[Opening PROVIDED RECORDS section]

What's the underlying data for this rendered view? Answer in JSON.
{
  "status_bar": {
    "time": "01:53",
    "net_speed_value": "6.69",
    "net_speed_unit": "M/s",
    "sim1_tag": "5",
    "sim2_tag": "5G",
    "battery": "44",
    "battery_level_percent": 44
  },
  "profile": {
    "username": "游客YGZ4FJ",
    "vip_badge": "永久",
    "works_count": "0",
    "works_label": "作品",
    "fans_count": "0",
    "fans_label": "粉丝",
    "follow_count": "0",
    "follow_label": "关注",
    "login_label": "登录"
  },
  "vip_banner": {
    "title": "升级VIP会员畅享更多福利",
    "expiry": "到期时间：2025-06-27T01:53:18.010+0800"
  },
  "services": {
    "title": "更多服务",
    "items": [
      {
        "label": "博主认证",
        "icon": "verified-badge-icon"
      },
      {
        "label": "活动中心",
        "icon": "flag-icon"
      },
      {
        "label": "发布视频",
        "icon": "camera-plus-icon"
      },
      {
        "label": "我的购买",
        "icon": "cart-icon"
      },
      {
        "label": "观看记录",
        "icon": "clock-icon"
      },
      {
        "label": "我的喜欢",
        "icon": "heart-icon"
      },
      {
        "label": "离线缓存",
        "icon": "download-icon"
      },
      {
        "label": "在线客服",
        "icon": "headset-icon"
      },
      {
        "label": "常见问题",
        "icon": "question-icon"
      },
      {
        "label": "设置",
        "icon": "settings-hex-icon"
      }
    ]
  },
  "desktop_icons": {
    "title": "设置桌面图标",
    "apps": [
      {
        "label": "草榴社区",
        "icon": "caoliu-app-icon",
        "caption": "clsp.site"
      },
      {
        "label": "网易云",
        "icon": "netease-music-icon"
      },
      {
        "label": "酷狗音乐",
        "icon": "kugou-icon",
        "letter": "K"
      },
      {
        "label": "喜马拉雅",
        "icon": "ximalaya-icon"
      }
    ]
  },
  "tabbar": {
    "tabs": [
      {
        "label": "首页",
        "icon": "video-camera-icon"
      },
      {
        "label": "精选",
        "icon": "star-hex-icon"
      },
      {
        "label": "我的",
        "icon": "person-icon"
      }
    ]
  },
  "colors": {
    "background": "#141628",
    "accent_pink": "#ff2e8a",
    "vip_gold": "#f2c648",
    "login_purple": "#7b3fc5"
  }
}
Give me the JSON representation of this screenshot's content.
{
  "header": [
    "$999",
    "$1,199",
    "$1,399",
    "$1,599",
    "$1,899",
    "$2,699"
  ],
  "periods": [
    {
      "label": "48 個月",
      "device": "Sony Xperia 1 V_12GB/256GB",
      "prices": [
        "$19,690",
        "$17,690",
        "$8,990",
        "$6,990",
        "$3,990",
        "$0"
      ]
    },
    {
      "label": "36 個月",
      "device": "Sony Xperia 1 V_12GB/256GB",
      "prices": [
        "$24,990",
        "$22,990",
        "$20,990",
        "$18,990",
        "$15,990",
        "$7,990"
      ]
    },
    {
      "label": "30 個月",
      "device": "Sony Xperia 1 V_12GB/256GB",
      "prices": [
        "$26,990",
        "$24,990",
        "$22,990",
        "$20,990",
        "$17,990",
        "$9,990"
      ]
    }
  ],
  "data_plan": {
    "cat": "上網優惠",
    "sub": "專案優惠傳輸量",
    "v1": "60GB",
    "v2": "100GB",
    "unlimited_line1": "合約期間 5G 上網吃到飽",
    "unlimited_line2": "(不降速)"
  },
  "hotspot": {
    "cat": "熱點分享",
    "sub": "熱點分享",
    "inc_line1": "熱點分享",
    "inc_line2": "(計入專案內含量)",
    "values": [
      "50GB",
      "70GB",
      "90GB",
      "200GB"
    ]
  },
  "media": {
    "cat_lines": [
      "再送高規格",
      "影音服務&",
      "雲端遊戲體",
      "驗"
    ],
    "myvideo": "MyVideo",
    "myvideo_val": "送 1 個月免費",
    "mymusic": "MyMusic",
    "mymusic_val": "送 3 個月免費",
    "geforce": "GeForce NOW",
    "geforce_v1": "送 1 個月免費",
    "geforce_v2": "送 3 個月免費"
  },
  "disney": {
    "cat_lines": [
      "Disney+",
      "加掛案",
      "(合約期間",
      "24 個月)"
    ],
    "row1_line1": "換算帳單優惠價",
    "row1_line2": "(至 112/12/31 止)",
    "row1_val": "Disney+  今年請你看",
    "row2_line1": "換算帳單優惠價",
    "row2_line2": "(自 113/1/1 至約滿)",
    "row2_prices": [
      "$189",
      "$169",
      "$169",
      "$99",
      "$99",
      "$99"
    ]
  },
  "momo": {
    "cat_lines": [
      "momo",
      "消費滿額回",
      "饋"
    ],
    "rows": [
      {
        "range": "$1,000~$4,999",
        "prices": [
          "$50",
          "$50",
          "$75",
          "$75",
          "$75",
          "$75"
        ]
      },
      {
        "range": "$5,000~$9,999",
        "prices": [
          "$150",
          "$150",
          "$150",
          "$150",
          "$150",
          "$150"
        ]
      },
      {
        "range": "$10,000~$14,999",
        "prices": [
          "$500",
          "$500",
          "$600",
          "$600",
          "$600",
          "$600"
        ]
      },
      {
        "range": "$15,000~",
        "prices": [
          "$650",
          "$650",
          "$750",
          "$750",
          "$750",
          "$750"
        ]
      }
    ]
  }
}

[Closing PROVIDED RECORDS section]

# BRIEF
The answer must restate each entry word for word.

# SOLUTION TO THE EXERCISE
What's the underlying data for this rendered view? Answer in JSON.
{
  "status_bar": {
    "time": "01:53",
    "net_speed_value": "6.69",
    "net_speed_unit": "M/s",
    "sim1_tag": "5",
    "sim2_tag": "5G",
    "battery": "44",
    "battery_level_percent": 44
  },
  "profile": {
    "username": "游客YGZ4FJ",
    "vip_badge": "永久",
    "works_count": "0",
    "works_label": "作品",
    "fans_count": "0",
    "fans_label": "粉丝",
    "follow_count": "0",
    "follow_label": "关注",
    "login_label": "登录"
  },
  "vip_banner": {
    "title": "升级VIP会员畅享更多福利",
    "expiry": "到期时间：2025-06-27T01:53:18.010+0800"
  },
  "services": {
    "title": "更多服务",
    "items": [
      {
        "label": "博主认证",
        "icon": "verified-badge-icon"
      },
      {
        "label": "活动中心",
        "icon": "flag-icon"
      },
      {
        "label": "发布视频",
        "icon": "camera-plus-icon"
      },
      {
        "label": "我的购买",
        "icon": "cart-icon"
      },
      {
        "label": "观看记录",
        "icon": "clock-icon"
      },
      {
        "label": "我的喜欢",
        "icon": "heart-icon"
      },
      {
        "label": "离线缓存",
        "icon": "download-icon"
      },
      {
        "label": "在线客服",
        "icon": "headset-icon"
      },
      {
        "label": "常见问题",
        "icon": "question-icon"
      },
      {
        "label": "设置",
        "icon": "settings-hex-icon"
      }
    ]
  },
  "desktop_icons": {
    "title": "设置桌面图标",
    "apps": [
      {
        "label": "草榴社区",
        "icon": "caoliu-app-icon",
        "caption": "clsp.site"
      },
      {
        "label": "网易云",
        "icon": "netease-music-icon"
      },
      {
        "label": "酷狗音乐",
        "icon": "kugou-icon",
        "letter": "K"
      },
      {
        "label": "喜马拉雅",
        "icon": "ximalaya-icon"
      }
    ]
  },
  "tabbar": {
    "tabs": [
      {
        "label": "首页",
        "icon": "video-camera-icon"
      },
      {
        "label": "精选",
        "icon": "star-hex-icon"
      },
      {
        "label": "我的",
        "icon": "person-icon"
      }
    ]
  },
  "colors": {
    "background": "#141628",
    "accent_pink": "#ff2e8a",
    "vip_gold": "#f2c648",
    "login_purple": "#7b3fc5"
  }
}
Give me the JSON representation of this screenshot's content.
{
  "header": [
    "$999",
    "$1,199",
    "$1,399",
    "$1,599",
    "$1,899",
    "$2,699"
  ],
  "periods": [
    {
      "label": "48 個月",
      "device": "Sony Xperia 1 V_12GB/256GB",
      "prices": [
        "$19,690",
        "$17,690",
        "$8,990",
        "$6,990",
        "$3,990",
        "$0"
      ]
    },
    {
      "label": "36 個月",
      "device": "Sony Xperia 1 V_12GB/256GB",
      "prices": [
        "$24,990",
        "$22,990",
        "$20,990",
        "$18,990",
        "$15,990",
        "$7,990"
      ]
    },
    {
      "label": "30 個月",
      "device": "Sony Xperia 1 V_12GB/256GB",
      "prices": [
        "$26,990",
        "$24,990",
        "$22,990",
        "$20,990",
        "$17,990",
        "$9,990"
      ]
    }
  ],
  "data_plan": {
    "cat": "上網優惠",
    "sub": "專案優惠傳輸量",
    "v1": "60GB",
    "v2": "100GB",
    "unlimited_line1": "合約期間 5G 上網吃到飽",
    "unlimited_line2": "(不降速)"
  },
  "hotspot": {
    "cat": "熱點分享",
    "sub": "熱點分享",
    "inc_line1": "熱點分享",
    "inc_line2": "(計入專案內含量)",
    "values": [
      "50GB",
      "70GB",
      "90GB",
      "200GB"
    ]
  },
  "media": {
    "cat_lines": [
      "再送高規格",
      "影音服務&",
      "雲端遊戲體",
      "驗"
    ],
    "myvideo": "MyVideo",
    "myvideo_val": "送 1 個月免費",
    "mymusic": "MyMusic",
    "mymusic_val": "送 3 個月免費",
    "geforce": "GeForce NOW",
    "geforce_v1": "送 1 個月免費",
    "geforce_v2": "送 3 個月免費"
  },
  "disney": {
    "cat_lines": [
      "Disney+",
      "加掛案",
      "(合約期間",
      "24 個月)"
    ],
    "row1_line1": "換算帳單優惠價",
    "row1_line2": "(至 112/12/31 止)",
    "row1_val": "Disney+  今年請你看",
    "row2_line1": "換算帳單優惠價",
    "row2_line2": "(自 113/1/1 至約滿)",
    "row2_prices": [
      "$189",
      "$169",
      "$169",
      "$99",
      "$99",
      "$99"
    ]
  },
  "momo": {
    "cat_lines": [
      "momo",
      "消費滿額回",
      "饋"
    ],
    "rows": [
      {
        "range": "$1,000~$4,999",
        "prices": [
          "$50",
          "$50",
          "$75",
          "$75",
          "$75",
          "$75"
        ]
      },
      {
        "range": "$5,000~$9,999",
        "prices": [
          "$150",
          "$150",
          "$150",
          "$150",
          "$150",
          "$150"
        ]
      },
      {
        "range": "$10,000~$14,999",
        "prices": [
          "$500",
          "$500",
          "$600",
          "$600",
          "$600",
          "$600"
        ]
      },
      {
        "range": "$15,000~",
        "prices": [
          "$650",
          "$650",
          "$750",
          "$750",
          "$750",
          "$750"
        ]
      }
    ]
  }
}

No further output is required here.